With the silly season comes the silly survey. Topping this week's inanity chart is a stop-the-presses revelation from AA Insurance that people who live in suburban roads called Acacia Avenue tend to think and act exactly as you'd imagine that people who live in suburban roads called Acacia Avenue would. Well, let's take a strimmer to that stereotype. I bring you exciting news about liberated, bohemian Acacia dwellers - though it was a Road and not an Avenue. In the 1910s that literary god of lurrve, D H Lawrence himself, used to stay in London at a house in Acacia Road, St John's Wood, northwest London, then occupied by his friend SS Koteliansky. The Ukrainian-born "Kot" later helped DHL in the clandestine distribution of Lady Chatterley's Lover. Forget the gnomes: that scent of acacia in your address can be a stimulant and not a soporific.

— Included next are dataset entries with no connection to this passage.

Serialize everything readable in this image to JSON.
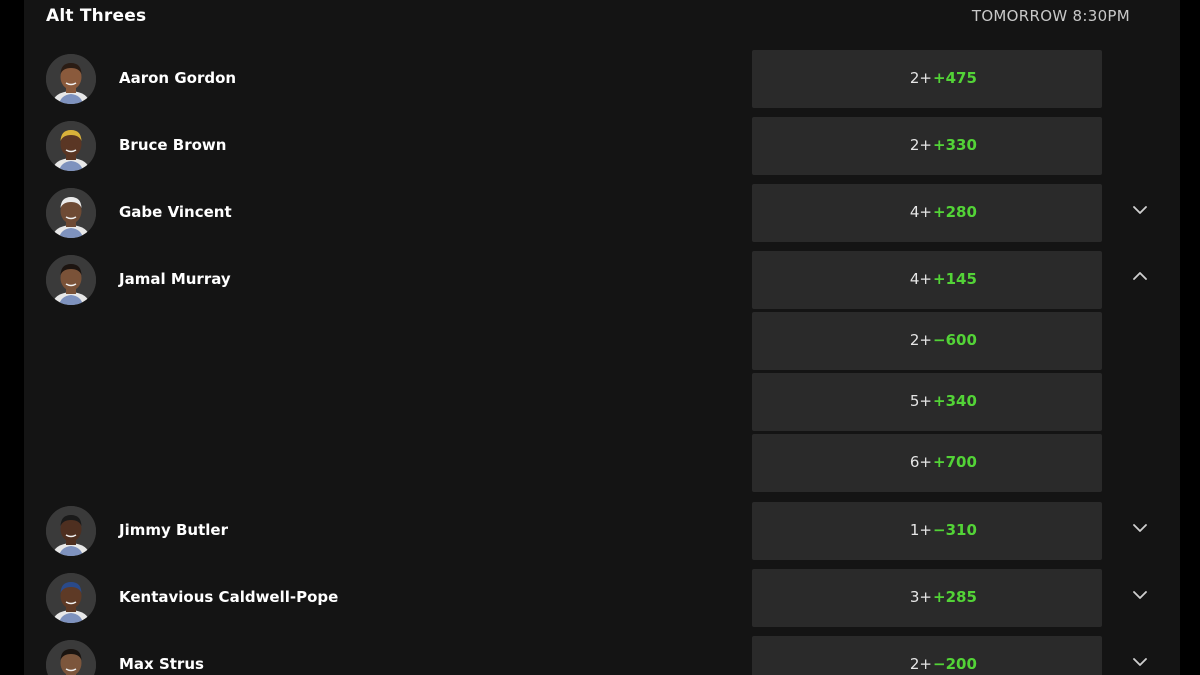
{
  "header": {
    "title": "Alt Threes",
    "time": "TOMORROW 8:30PM"
  },
  "colors": {
    "price_green": "#53d337",
    "button_bg": "#2a2a2a",
    "panel_bg": "#141414"
  },
  "players": [
    {
      "name": "Aaron Gordon",
      "avatar_icon": "player-headshot-icon",
      "toggle": "none",
      "options": [
        {
          "line": "2+",
          "price": "+475"
        }
      ]
    },
    {
      "name": "Bruce Brown",
      "avatar_icon": "player-headshot-icon",
      "toggle": "none",
      "options": [
        {
          "line": "2+",
          "price": "+330"
        }
      ]
    },
    {
      "name": "Gabe Vincent",
      "avatar_icon": "player-headshot-icon",
      "toggle": "chevron-down-icon",
      "options": [
        {
          "line": "4+",
          "price": "+280"
        }
      ]
    },
    {
      "name": "Jamal Murray",
      "avatar_icon": "player-headshot-icon",
      "toggle": "chevron-up-icon",
      "options": [
        {
          "line": "4+",
          "price": "+145"
        },
        {
          "line": "2+",
          "price": "−600"
        },
        {
          "line": "5+",
          "price": "+340"
        },
        {
          "line": "6+",
          "price": "+700"
        }
      ]
    },
    {
      "name": "Jimmy Butler",
      "avatar_icon": "player-headshot-icon",
      "toggle": "chevron-down-icon",
      "options": [
        {
          "line": "1+",
          "price": "−310"
        }
      ]
    },
    {
      "name": "Kentavious Caldwell-Pope",
      "avatar_icon": "player-headshot-icon",
      "toggle": "chevron-down-icon",
      "options": [
        {
          "line": "3+",
          "price": "+285"
        }
      ]
    },
    {
      "name": "Max Strus",
      "avatar_icon": "player-headshot-icon",
      "toggle": "chevron-down-icon",
      "options": [
        {
          "line": "2+",
          "price": "−200"
        }
      ]
    }
  ]
}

On the other hand... Henry Cass's 1945 film 29 Acacia Avenue - the source of the original clich - saw the debut of a 21-year-old actress who would later star in a soap that did more for the British late-afternoon nap than an ocean of branded milky drinks. Yes, 29 Acacia Avenue launched the career of none other than Noele Gordon: Meg Richardson in Crossroads.

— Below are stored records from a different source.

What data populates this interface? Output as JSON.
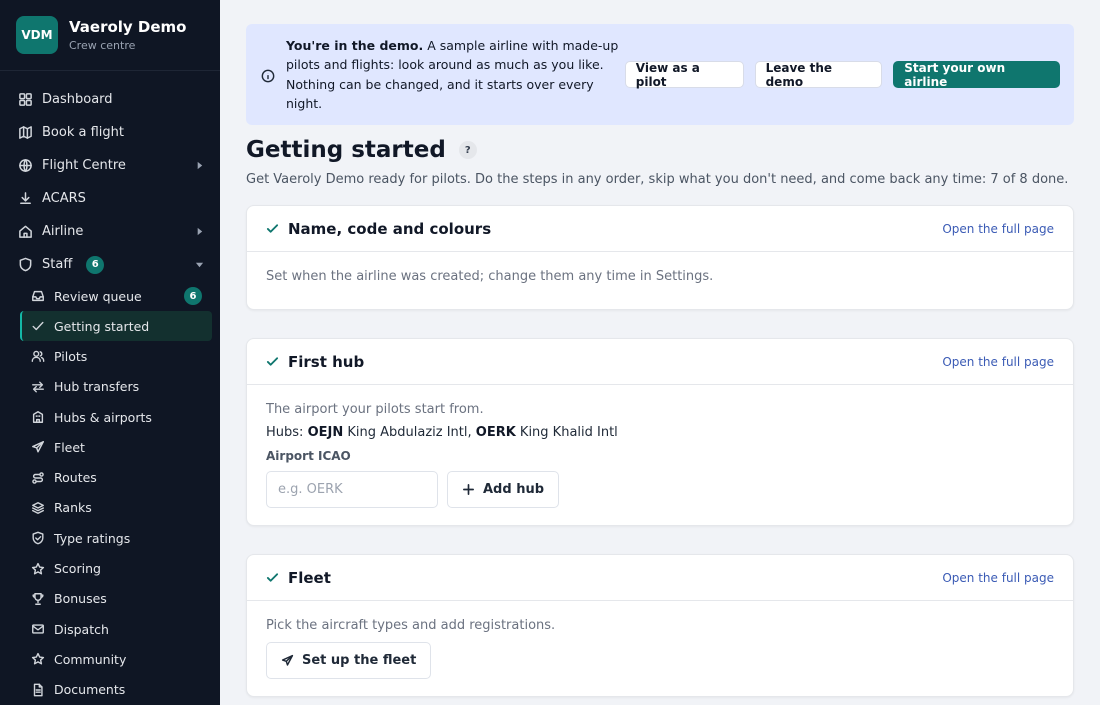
{
  "brand": {
    "logo": "VDM",
    "name": "Vaeroly Demo",
    "subtitle": "Crew centre"
  },
  "nav": [
    {
      "label": "Dashboard",
      "icon": "grid-icon"
    },
    {
      "label": "Book a flight",
      "icon": "map-icon"
    },
    {
      "label": "Flight Centre",
      "icon": "globe-icon",
      "caret": "right"
    },
    {
      "label": "ACARS",
      "icon": "download-icon"
    },
    {
      "label": "Airline",
      "icon": "home-icon",
      "caret": "right"
    },
    {
      "label": "Staff",
      "icon": "shield-icon",
      "caret": "down",
      "badge": "6"
    }
  ],
  "staff_items": [
    {
      "label": "Review queue",
      "icon": "inbox-icon",
      "badge": "6"
    },
    {
      "label": "Getting started",
      "icon": "check-icon",
      "active": true
    },
    {
      "label": "Pilots",
      "icon": "users-icon"
    },
    {
      "label": "Hub transfers",
      "icon": "transfer-icon"
    },
    {
      "label": "Hubs & airports",
      "icon": "building-icon"
    },
    {
      "label": "Fleet",
      "icon": "plane-icon"
    },
    {
      "label": "Routes",
      "icon": "route-icon"
    },
    {
      "label": "Ranks",
      "icon": "layers-icon"
    },
    {
      "label": "Type ratings",
      "icon": "shield-check-icon"
    },
    {
      "label": "Scoring",
      "icon": "star-icon"
    },
    {
      "label": "Bonuses",
      "icon": "trophy-icon"
    },
    {
      "label": "Dispatch",
      "icon": "mail-icon"
    },
    {
      "label": "Community",
      "icon": "star-icon"
    },
    {
      "label": "Documents",
      "icon": "document-icon"
    }
  ],
  "banner": {
    "bold": "You're in the demo.",
    "text": " A sample airline with made-up pilots and flights: look around as much as you like. Nothing can be changed, and it starts over every night.",
    "btn_pilot": "View as a pilot",
    "btn_leave": "Leave the demo",
    "btn_start": "Start your own airline"
  },
  "page": {
    "title": "Getting started",
    "help": "?",
    "subtitle": "Get Vaeroly Demo ready for pilots. Do the steps in any order, skip what you don't need, and come back any time: 7 of 8 done."
  },
  "cards": {
    "name": {
      "title": "Name, code and colours",
      "link": "Open the full page",
      "body": "Set when the airline was created; change them any time in Settings."
    },
    "hub": {
      "title": "First hub",
      "link": "Open the full page",
      "body": "The airport your pilots start from.",
      "hubs_prefix": "Hubs: ",
      "hub1_code": "OEJN",
      "hub1_name": " King Abdulaziz Intl, ",
      "hub2_code": "OERK",
      "hub2_name": " King Khalid Intl",
      "field_label": "Airport ICAO",
      "placeholder": "e.g. OERK",
      "add_label": "Add hub"
    },
    "fleet": {
      "title": "Fleet",
      "link": "Open the full page",
      "body": "Pick the aircraft types and add registrations.",
      "button": "Set up the fleet"
    }
  },
  "colors": {
    "sidebar_bg": "#0f1624",
    "accent": "#0f766e",
    "banner_bg": "#e0e7ff",
    "link": "#3b5bb5"
  }
}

During the smart New Statesman summer party at Tate Britain (with champagne all the way for the champagne socialists), the editor John Kampfner announced that the magazine's revamp has boosted sales by more than 20 per cent. Now, I'm all in favour of the NS fuelling its circulation with good writing and design, not least because - when I worked there - it once tried a rather tackier attention-grabbing tactic. …